# PROBLEM DETAILS
The task calls for each line of the records below in which the word "detae" appears.
<<<<
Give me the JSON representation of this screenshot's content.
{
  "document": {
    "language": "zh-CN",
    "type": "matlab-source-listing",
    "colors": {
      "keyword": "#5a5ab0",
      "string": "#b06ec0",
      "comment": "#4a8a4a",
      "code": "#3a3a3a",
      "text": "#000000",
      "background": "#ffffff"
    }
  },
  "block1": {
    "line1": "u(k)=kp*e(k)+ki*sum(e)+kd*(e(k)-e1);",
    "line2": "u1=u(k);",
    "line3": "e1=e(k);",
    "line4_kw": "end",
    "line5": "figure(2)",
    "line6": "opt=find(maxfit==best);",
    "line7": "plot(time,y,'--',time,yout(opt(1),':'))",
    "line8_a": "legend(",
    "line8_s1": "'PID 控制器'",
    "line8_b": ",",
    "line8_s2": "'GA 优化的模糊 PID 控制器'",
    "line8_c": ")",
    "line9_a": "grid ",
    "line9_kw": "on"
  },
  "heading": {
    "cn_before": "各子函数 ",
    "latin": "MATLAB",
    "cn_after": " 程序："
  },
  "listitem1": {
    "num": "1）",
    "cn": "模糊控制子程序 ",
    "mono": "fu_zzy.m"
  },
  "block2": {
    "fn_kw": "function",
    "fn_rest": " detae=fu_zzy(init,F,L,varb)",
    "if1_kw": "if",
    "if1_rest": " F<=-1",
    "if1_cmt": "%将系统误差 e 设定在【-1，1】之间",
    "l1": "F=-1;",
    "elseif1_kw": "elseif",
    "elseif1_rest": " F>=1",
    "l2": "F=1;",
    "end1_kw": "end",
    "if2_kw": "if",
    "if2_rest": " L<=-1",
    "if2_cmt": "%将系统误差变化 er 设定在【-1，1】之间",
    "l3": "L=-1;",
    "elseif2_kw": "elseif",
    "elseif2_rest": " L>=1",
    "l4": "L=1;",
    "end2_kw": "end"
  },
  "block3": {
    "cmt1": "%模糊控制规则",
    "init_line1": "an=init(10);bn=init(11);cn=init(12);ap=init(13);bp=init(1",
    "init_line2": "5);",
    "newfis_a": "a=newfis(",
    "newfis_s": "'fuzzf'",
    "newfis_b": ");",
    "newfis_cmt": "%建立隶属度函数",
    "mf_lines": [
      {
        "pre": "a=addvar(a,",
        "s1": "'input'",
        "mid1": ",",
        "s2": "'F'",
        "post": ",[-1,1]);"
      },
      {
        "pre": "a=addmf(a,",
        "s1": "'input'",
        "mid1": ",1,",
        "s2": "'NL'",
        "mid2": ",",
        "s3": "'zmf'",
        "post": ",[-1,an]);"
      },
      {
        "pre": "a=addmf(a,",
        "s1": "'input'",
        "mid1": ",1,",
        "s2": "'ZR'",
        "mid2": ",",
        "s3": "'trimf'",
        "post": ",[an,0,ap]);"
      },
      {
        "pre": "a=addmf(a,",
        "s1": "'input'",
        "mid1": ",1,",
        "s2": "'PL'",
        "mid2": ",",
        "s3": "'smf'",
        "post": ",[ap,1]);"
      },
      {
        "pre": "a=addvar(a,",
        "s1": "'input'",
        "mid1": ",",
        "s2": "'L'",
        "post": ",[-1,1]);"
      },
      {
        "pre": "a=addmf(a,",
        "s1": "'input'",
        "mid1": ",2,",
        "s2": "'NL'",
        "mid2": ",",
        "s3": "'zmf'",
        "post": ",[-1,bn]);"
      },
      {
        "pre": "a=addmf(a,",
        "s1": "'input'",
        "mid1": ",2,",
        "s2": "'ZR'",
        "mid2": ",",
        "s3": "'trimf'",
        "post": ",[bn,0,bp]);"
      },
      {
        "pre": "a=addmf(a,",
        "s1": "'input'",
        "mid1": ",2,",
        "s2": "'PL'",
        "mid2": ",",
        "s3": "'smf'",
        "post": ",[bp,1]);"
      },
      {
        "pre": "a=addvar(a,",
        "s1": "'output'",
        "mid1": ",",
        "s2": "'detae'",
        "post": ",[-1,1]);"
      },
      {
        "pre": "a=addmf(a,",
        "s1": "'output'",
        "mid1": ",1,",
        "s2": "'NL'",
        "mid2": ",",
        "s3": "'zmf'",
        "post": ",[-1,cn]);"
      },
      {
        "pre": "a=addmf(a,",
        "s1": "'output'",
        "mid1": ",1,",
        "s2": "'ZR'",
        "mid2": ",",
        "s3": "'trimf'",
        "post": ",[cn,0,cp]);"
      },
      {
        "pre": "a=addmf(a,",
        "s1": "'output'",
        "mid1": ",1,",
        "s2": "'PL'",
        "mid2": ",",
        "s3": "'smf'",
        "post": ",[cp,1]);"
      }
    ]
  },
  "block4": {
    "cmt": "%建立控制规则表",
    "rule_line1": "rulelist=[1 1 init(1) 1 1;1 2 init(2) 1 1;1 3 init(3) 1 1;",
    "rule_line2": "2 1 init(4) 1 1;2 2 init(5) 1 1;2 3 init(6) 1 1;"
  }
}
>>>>
# SOLUTION FOR THIS TASK
    "fn_rest": " detae=fu_zzy(init,F,L,varb)",
        "s2": "'detae'",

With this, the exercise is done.